The cell division cycle consists of the reproduction of a pair of two daughter cells that are genetically identical. For this to occur, DNA must be duplicated and its products segregated into the nuclear spaces of the two daughter cells.
The cell cycle has four phases:
1. S Phase; Where chromosomes duplicate.
2. M phase: chromosome segregation sequence occurs.
These two phases are separated by two gap phases or periods of growth;
3. G1 phase, which occurs at the beginning of the cycle after M phase,
4. G2 phase, which occurs before M phase.
The cell Cycle processes are regulated by a series of multipurpose controls called check points. There are three different checkpoint in the cell cycle:
a. Check point G1, Is also called START (in yeast ) or restriction point ( in mammals). This checkpoint occurs near the end of the G1 phase.
b. Checkpoint G2, which occurs at the end of G2 phase.
c. Check point Metaphase, which occurs at the end of the M phase.
2. For each checkpoint, what conditions are monitored?
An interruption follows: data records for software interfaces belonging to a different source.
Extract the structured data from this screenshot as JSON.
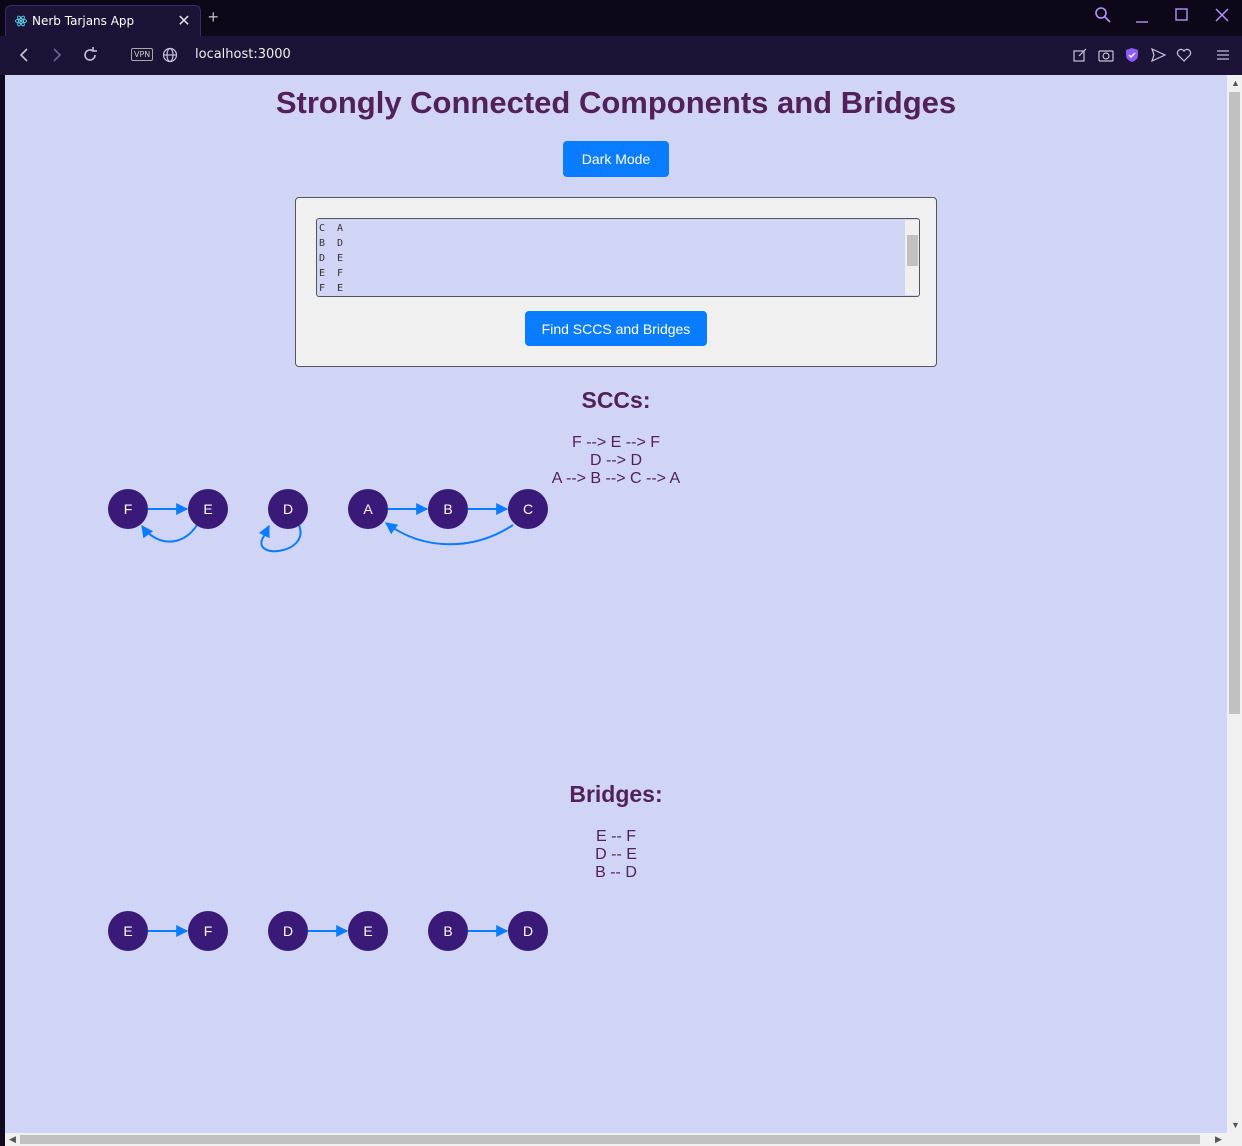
{
  "browser": {
    "tab_title": "Nerb Tarjans App",
    "url": "localhost:3000",
    "vpn_label": "VPN"
  },
  "page": {
    "title": "Strongly Connected Components and Bridges",
    "dark_mode_label": "Dark Mode",
    "edges_input": "C  A\nB  D\nD  E\nE  F\nF  E",
    "find_button_label": "Find SCCS and Bridges"
  },
  "sccs": {
    "heading": "SCCs:",
    "lines": [
      "F --> E --> F",
      "D --> D",
      "A --> B --> C --> A"
    ],
    "nodes": [
      "F",
      "E",
      "D",
      "A",
      "B",
      "C"
    ]
  },
  "bridges": {
    "heading": "Bridges:",
    "lines": [
      "E -- F",
      "D -- E",
      "B -- D"
    ],
    "nodes": [
      "E",
      "F",
      "D",
      "E",
      "B",
      "D"
    ]
  },
  "colors": {
    "background": "#d1d5f5",
    "heading": "#52215a",
    "button": "#0a7cff",
    "node": "#3a1a78",
    "edge": "#0a7cff"
  }
}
At each checkpoint, information about the status of the cell and environment are monitored to determine whether or not the cell cycle control system can continue. If cell size and the environment conditions are favorable in the G1 checkpoint (START or Restriction point), the DNA replication machinery is triggered and the control system moves forward. Similarly for the G2 checkpoint, if the size of the cell, the environment conditions as well as the fact that DNA replication is complete are favorable, the mitosis machinery is triggered and the cycle continues.